JLN Holdings Inc., the name suggested by Due Diligence, may not be a welcome addition to the companies listed on the Philippine Stock Exchange for obvious reason: Janet Lim Napoles, the majority stockholder, is facing a court suit for illegal detention and her bank accounts have been ordered frozen by the Court of Appeals.
Assuming that JLN Holdings has already been registered with the Securities and Exchange Commission (SEC), it might not make it to the PSE board because it is not at all qualified for listing. Still, it could become a public company and at the same time listed on the exchange without undertaking an initial public offering (IPO) of shares.
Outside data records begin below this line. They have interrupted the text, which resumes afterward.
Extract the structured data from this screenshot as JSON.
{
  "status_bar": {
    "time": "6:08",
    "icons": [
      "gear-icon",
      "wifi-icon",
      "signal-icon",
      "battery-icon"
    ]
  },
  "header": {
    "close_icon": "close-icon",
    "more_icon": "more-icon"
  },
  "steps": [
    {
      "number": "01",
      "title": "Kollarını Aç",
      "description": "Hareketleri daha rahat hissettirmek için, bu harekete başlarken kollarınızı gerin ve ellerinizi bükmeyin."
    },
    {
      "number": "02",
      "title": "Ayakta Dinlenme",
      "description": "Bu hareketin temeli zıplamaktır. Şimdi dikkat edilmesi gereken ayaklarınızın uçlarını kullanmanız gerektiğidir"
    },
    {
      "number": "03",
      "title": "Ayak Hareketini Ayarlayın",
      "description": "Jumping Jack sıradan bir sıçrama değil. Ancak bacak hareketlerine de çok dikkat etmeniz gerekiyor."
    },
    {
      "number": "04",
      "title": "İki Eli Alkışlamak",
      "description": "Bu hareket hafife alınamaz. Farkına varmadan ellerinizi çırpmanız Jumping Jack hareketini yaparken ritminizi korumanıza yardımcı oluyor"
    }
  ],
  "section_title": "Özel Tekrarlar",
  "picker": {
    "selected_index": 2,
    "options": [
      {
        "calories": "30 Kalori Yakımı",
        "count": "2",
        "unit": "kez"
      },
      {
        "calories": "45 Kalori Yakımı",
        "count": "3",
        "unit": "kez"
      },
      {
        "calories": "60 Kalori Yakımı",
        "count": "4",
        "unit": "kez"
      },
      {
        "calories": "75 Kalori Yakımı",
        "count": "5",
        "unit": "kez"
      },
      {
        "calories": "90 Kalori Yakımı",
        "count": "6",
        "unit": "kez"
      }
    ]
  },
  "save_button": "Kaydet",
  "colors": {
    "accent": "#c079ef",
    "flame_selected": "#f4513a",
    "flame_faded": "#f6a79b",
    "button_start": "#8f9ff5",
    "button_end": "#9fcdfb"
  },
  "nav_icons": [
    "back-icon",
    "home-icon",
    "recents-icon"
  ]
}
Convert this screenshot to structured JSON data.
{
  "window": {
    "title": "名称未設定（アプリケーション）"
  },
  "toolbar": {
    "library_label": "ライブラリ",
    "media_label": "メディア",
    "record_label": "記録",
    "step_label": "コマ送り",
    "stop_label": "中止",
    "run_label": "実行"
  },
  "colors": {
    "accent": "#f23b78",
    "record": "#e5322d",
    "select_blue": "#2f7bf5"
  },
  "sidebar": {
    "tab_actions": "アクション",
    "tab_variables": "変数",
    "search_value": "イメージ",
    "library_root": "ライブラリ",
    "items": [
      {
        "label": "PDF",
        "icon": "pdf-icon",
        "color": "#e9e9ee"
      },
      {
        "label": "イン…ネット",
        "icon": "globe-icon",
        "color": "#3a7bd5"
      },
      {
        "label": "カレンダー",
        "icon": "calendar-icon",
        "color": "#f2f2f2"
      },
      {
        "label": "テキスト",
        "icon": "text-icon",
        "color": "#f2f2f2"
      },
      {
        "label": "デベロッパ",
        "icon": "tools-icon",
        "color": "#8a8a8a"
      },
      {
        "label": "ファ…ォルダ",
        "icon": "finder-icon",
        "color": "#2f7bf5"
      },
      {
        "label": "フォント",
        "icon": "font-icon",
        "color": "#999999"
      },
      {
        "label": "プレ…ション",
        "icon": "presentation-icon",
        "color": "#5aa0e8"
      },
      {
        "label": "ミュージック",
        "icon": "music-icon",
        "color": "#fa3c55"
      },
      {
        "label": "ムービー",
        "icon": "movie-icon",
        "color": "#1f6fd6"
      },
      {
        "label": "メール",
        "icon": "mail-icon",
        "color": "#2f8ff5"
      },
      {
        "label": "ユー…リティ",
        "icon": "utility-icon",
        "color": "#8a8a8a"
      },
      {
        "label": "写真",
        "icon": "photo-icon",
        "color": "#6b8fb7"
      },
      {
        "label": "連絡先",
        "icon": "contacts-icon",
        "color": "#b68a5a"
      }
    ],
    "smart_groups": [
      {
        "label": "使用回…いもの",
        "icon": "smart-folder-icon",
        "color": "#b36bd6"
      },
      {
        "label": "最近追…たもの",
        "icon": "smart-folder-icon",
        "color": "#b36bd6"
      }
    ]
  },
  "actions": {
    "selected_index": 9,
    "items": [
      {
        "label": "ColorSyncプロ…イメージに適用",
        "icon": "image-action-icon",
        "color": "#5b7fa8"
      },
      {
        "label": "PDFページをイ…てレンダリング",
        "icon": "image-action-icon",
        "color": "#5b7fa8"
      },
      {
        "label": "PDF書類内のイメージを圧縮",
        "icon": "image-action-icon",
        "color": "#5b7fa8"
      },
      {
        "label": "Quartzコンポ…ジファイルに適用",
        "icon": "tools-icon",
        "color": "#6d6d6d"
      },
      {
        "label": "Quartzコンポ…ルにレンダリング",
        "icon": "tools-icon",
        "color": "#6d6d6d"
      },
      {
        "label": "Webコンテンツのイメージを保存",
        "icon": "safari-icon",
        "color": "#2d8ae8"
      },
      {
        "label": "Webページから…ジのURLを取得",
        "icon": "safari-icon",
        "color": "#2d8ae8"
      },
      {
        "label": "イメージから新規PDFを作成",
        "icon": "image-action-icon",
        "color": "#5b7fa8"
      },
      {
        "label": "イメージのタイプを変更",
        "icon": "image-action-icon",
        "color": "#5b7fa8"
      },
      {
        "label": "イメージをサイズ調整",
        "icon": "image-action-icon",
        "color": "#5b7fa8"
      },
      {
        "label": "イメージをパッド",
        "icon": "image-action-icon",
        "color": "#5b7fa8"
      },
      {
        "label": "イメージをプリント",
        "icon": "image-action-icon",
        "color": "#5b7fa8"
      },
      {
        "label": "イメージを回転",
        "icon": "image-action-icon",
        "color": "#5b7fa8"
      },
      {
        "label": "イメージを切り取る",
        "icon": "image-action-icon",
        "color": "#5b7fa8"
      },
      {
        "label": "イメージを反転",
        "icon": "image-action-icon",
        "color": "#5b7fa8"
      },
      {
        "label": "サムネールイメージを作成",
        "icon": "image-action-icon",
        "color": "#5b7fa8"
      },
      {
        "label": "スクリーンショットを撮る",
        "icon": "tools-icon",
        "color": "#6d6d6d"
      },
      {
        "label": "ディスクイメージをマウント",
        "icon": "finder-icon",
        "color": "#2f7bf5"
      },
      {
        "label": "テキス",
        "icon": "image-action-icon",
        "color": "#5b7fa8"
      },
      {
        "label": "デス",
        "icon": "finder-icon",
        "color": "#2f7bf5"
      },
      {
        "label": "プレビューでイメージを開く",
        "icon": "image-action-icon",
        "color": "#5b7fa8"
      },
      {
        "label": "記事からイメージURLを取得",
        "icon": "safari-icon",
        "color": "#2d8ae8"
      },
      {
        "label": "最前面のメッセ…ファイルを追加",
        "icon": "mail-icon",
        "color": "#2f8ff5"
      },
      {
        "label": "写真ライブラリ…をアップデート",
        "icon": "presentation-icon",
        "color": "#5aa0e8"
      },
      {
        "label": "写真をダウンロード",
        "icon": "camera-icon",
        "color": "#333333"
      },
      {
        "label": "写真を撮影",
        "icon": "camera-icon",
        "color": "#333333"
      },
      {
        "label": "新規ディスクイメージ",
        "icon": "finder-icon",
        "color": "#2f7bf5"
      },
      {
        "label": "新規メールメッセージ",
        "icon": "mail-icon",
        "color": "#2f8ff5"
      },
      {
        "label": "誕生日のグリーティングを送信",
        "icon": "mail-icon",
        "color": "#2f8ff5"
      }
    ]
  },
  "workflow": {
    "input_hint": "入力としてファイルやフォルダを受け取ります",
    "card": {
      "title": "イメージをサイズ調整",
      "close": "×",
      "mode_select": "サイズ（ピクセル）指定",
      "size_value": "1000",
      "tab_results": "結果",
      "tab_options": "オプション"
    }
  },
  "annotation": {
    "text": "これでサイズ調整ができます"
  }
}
If Napoles really wants to, like any other businessman, she could make her company public not necessarily by IPO but by backdoor listing.
A number of companies have gained entry to the exchange through the backdoor. They did this by buying out the majority stockholders and by tendering to buy out the public of their holdings, which, per the market’s rule, represent at least 10 percent of outstanding shares.
Will the PSE allow Napoles to take JLN Holdings public via the backdoor? Why not? If it has allowed others to take their companies public this way, there is no way it would apply the rule differently to Napoles and her company.
Let us forget about the hassles. Having taken over a listed company, it’s time for Napoles to rename it JLN Holdings Inc. with her as majority stockholder and the public stockholders of the listed company she has taken over as her partners.
Napoles’ corporate lawyers, who may have exerted extra efforts in buying a listed company, know well how to proceed from here. They could, as suggested earlier, implement the earlier plan of making JLN Holdings a true public company by making the public Napoles’s joint venture partner, which would make them owners of 50 percent of outstanding shares.
To reduce her holdings, which originally represent 100 percent, Napoles should sell more shares to the existing public stockholders and other investors who are in no way related to her. She could even give away shares for free by donating to charitable institutions to dilute her ownership to 50 percent.
How about the executive officers of JLN Holdings? With Napoles in jail, who could take her place as president and chief executive officer?
Napoles should leave everything to the corporate lawyers. She could, in fact, choose 11 of the law firm’s partners to compose the board of directors who would then elect the chairman. Having put everything in place—from forming JLN Holdings to listing via the backdoor—she would be out of the picture.
Her worries over her businesses would be finally over.
How certain would Napoles be of the efficiency of the lawyers?
Don’t forget Edwin Lacierda, who would remain in his post as executive vice president and corporate information officer (CIO), who would be her eyes and ears inside JLN Holdings.
In addition, he would be busy explaining to the PSE and the Securities and Exchange Commission the sudden 50-percent rise or fall of the price of JLN shares, which would be easy for Lacierda to do.
As JLN Holdings CIO, Lacierda would bring with him his experience in lying for Malacañang’s temporary occupant. Lacierda had once told journalists that the President had nothing to do anymore with Hacienda Luisita Inc., since the chief executive sold his 1-percent stake in the company.
Due Diligencer’s research showed Lacierda lying. How could the President sell what he did not own; he was never a stockholder of Hacienda Luisita.
With his Malacañang orientation, Lacierda would be in good company even in the private sector. He need not fear dealing with the public in explaining the “unusual” surge and plunge of JLN Holdings. He would learn from his counterparts in other listed companies who could even share with him the pro forma regulatory explanation that makes the insiders last to know the reason for a stock’s unusual behavior during a particular session.
The explanation should sound familiar to Lacierda. Listed companies’ CIOs and other executives tasked to explain their stock’s “unusual” performance lie to protect insiders, who are the top brass, from SEC investigation for potential insider trading.